:: What the exercise asks ::
Every single entry below should be reproduced verbatim.

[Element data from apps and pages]

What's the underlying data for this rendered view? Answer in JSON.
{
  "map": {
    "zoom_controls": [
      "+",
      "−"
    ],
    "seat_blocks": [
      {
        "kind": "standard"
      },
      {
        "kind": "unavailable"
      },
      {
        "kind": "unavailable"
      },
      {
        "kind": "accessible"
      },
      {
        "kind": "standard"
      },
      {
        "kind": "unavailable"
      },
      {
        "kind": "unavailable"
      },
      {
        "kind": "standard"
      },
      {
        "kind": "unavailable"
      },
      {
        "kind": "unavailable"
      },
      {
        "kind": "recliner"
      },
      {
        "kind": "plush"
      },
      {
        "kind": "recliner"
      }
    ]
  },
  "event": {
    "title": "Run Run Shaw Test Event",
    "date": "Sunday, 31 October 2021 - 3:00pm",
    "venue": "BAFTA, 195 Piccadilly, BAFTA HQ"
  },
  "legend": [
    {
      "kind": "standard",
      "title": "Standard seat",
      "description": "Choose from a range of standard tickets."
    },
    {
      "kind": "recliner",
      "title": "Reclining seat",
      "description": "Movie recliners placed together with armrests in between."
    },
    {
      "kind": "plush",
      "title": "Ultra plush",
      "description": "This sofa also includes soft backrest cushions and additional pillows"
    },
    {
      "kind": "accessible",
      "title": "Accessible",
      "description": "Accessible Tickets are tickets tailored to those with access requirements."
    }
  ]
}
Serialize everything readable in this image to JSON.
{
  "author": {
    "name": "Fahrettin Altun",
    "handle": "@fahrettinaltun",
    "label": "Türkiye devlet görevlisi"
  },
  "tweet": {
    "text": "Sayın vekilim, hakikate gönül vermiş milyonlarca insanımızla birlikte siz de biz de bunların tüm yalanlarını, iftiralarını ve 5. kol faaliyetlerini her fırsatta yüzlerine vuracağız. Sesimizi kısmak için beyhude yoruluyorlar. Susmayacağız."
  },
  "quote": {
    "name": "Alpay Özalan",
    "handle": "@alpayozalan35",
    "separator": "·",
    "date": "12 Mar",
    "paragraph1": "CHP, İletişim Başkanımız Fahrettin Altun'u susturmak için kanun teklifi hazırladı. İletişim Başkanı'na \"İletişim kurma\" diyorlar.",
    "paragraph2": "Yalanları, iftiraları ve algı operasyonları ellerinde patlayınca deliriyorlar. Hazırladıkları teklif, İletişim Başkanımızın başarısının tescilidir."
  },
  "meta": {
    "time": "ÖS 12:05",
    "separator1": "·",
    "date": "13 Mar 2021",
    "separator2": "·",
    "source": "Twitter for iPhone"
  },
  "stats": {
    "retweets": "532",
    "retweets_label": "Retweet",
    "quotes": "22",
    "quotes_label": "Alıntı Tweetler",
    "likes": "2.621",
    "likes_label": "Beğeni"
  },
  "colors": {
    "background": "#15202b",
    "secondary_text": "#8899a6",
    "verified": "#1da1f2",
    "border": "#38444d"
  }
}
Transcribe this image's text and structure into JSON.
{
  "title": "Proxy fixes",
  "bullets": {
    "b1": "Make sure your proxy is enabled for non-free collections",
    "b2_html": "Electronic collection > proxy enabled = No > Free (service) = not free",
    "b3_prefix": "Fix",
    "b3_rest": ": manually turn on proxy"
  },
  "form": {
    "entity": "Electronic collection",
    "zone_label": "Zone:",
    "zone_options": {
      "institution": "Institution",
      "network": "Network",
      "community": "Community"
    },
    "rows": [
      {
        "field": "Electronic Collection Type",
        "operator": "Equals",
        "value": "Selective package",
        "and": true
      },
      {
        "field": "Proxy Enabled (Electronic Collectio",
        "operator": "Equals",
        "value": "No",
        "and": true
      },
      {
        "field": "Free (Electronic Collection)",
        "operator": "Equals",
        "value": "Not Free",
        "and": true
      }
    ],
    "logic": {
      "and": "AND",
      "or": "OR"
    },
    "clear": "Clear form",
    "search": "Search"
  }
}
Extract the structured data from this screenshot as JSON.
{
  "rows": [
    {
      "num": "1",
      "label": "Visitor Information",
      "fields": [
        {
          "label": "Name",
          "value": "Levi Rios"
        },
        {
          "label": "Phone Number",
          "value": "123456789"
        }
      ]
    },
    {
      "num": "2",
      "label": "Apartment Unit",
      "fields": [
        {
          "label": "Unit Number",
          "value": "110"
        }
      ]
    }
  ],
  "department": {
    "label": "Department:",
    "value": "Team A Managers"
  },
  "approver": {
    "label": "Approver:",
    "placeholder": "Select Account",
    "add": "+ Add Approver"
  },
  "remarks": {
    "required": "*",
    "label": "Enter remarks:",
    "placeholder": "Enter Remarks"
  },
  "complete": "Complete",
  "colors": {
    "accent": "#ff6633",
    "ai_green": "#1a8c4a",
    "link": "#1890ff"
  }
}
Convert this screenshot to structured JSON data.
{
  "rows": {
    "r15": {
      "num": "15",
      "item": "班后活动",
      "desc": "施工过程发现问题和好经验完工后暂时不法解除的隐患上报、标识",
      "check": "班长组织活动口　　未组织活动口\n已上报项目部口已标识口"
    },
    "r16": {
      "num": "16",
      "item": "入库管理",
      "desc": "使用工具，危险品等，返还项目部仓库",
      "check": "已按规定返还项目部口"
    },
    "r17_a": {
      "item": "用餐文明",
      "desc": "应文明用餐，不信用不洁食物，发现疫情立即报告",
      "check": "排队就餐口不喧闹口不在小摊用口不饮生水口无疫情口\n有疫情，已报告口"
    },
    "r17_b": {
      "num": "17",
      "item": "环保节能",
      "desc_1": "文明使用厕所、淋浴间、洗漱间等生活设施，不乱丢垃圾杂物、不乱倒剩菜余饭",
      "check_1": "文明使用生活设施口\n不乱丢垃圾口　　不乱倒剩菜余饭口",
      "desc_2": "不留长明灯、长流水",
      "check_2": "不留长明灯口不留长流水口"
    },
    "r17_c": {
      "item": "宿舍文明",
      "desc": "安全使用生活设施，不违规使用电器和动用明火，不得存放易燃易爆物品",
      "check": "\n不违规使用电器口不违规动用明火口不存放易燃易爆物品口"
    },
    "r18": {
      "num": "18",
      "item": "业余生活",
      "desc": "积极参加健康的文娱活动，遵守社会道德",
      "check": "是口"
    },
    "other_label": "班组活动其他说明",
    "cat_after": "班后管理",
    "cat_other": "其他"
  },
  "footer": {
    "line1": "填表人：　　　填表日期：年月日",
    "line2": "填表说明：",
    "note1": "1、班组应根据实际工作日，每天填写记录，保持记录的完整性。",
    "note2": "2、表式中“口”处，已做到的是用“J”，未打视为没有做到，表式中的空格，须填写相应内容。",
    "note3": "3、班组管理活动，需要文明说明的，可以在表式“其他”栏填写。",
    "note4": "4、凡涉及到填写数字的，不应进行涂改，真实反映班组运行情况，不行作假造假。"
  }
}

:: Answer box ::
What's the underlying data for this rendered view? Answer in JSON.
{
  "map": {
    "zoom_controls": [
      "+",
      "−"
    ],
    "seat_blocks": [
      {
        "kind": "standard"
      },
      {
        "kind": "unavailable"
      },
      {
        "kind": "unavailable"
      },
      {
        "kind": "accessible"
      },
      {
        "kind": "standard"
      },
      {
        "kind": "unavailable"
      },
      {
        "kind": "unavailable"
      },
      {
        "kind": "standard"
      },
      {
        "kind": "unavailable"
      },
      {
        "kind": "unavailable"
      },
      {
        "kind": "recliner"
      },
      {
        "kind": "plush"
      },
      {
        "kind": "recliner"
      }
    ]
  },
  "event": {
    "title": "Run Run Shaw Test Event",
    "date": "Sunday, 31 October 2021 - 3:00pm",
    "venue": "BAFTA, 195 Piccadilly, BAFTA HQ"
  },
  "legend": [
    {
      "kind": "standard",
      "title": "Standard seat",
      "description": "Choose from a range of standard tickets."
    },
    {
      "kind": "recliner",
      "title": "Reclining seat",
      "description": "Movie recliners placed together with armrests in between."
    },
    {
      "kind": "plush",
      "title": "Ultra plush",
      "description": "This sofa also includes soft backrest cushions and additional pillows"
    },
    {
      "kind": "accessible",
      "title": "Accessible",
      "description": "Accessible Tickets are tickets tailored to those with access requirements."
    }
  ]
}
Serialize everything readable in this image to JSON.
{
  "author": {
    "name": "Fahrettin Altun",
    "handle": "@fahrettinaltun",
    "label": "Türkiye devlet görevlisi"
  },
  "tweet": {
    "text": "Sayın vekilim, hakikate gönül vermiş milyonlarca insanımızla birlikte siz de biz de bunların tüm yalanlarını, iftiralarını ve 5. kol faaliyetlerini her fırsatta yüzlerine vuracağız. Sesimizi kısmak için beyhude yoruluyorlar. Susmayacağız."
  },
  "quote": {
    "name": "Alpay Özalan",
    "handle": "@alpayozalan35",
    "separator": "·",
    "date": "12 Mar",
    "paragraph1": "CHP, İletişim Başkanımız Fahrettin Altun'u susturmak için kanun teklifi hazırladı. İletişim Başkanı'na \"İletişim kurma\" diyorlar.",
    "paragraph2": "Yalanları, iftiraları ve algı operasyonları ellerinde patlayınca deliriyorlar. Hazırladıkları teklif, İletişim Başkanımızın başarısının tescilidir."
  },
  "meta": {
    "time": "ÖS 12:05",
    "separator1": "·",
    "date": "13 Mar 2021",
    "separator2": "·",
    "source": "Twitter for iPhone"
  },
  "stats": {
    "retweets": "532",
    "retweets_label": "Retweet",
    "quotes": "22",
    "quotes_label": "Alıntı Tweetler",
    "likes": "2.621",
    "likes_label": "Beğeni"
  },
  "colors": {
    "background": "#15202b",
    "secondary_text": "#8899a6",
    "verified": "#1da1f2",
    "border": "#38444d"
  }
}
Transcribe this image's text and structure into JSON.
{
  "title": "Proxy fixes",
  "bullets": {
    "b1": "Make sure your proxy is enabled for non-free collections",
    "b2_html": "Electronic collection > proxy enabled = No > Free (service) = not free",
    "b3_prefix": "Fix",
    "b3_rest": ": manually turn on proxy"
  },
  "form": {
    "entity": "Electronic collection",
    "zone_label": "Zone:",
    "zone_options": {
      "institution": "Institution",
      "network": "Network",
      "community": "Community"
    },
    "rows": [
      {
        "field": "Electronic Collection Type",
        "operator": "Equals",
        "value": "Selective package",
        "and": true
      },
      {
        "field": "Proxy Enabled (Electronic Collectio",
        "operator": "Equals",
        "value": "No",
        "and": true
      },
      {
        "field": "Free (Electronic Collection)",
        "operator": "Equals",
        "value": "Not Free",
        "and": true
      }
    ],
    "logic": {
      "and": "AND",
      "or": "OR"
    },
    "clear": "Clear form",
    "search": "Search"
  }
}
Extract the structured data from this screenshot as JSON.
{
  "rows": [
    {
      "num": "1",
      "label": "Visitor Information",
      "fields": [
        {
          "label": "Name",
          "value": "Levi Rios"
        },
        {
          "label": "Phone Number",
          "value": "123456789"
        }
      ]
    },
    {
      "num": "2",
      "label": "Apartment Unit",
      "fields": [
        {
          "label": "Unit Number",
          "value": "110"
        }
      ]
    }
  ],
  "department": {
    "label": "Department:",
    "value": "Team A Managers"
  },
  "approver": {
    "label": "Approver:",
    "placeholder": "Select Account",
    "add": "+ Add Approver"
  },
  "remarks": {
    "required": "*",
    "label": "Enter remarks:",
    "placeholder": "Enter Remarks"
  },
  "complete": "Complete",
  "colors": {
    "accent": "#ff6633",
    "ai_green": "#1a8c4a",
    "link": "#1890ff"
  }
}
Convert this screenshot to structured JSON data.
{
  "rows": {
    "r15": {
      "num": "15",
      "item": "班后活动",
      "desc": "施工过程发现问题和好经验完工后暂时不法解除的隐患上报、标识",
      "check": "班长组织活动口　　未组织活动口\n已上报项目部口已标识口"
    },
    "r16": {
      "num": "16",
      "item": "入库管理",
      "desc": "使用工具，危险品等，返还项目部仓库",
      "check": "已按规定返还项目部口"
    },
    "r17_a": {
      "item": "用餐文明",
      "desc": "应文明用餐，不信用不洁食物，发现疫情立即报告",
      "check": "排队就餐口不喧闹口不在小摊用口不饮生水口无疫情口\n有疫情，已报告口"
    },
    "r17_b": {
      "num": "17",
      "item": "环保节能",
      "desc_1": "文明使用厕所、淋浴间、洗漱间等生活设施，不乱丢垃圾杂物、不乱倒剩菜余饭",
      "check_1": "文明使用生活设施口\n不乱丢垃圾口　　不乱倒剩菜余饭口",
      "desc_2": "不留长明灯、长流水",
      "check_2": "不留长明灯口不留长流水口"
    },
    "r17_c": {
      "item": "宿舍文明",
      "desc": "安全使用生活设施，不违规使用电器和动用明火，不得存放易燃易爆物品",
      "check": "\n不违规使用电器口不违规动用明火口不存放易燃易爆物品口"
    },
    "r18": {
      "num": "18",
      "item": "业余生活",
      "desc": "积极参加健康的文娱活动，遵守社会道德",
      "check": "是口"
    },
    "other_label": "班组活动其他说明",
    "cat_after": "班后管理",
    "cat_other": "其他"
  },
  "footer": {
    "line1": "填表人：　　　填表日期：年月日",
    "line2": "填表说明：",
    "note1": "1、班组应根据实际工作日，每天填写记录，保持记录的完整性。",
    "note2": "2、表式中“口”处，已做到的是用“J”，未打视为没有做到，表式中的空格，须填写相应内容。",
    "note3": "3、班组管理活动，需要文明说明的，可以在表式“其他”栏填写。",
    "note4": "4、凡涉及到填写数字的，不应进行涂改，真实反映班组运行情况，不行作假造假。"
  }
}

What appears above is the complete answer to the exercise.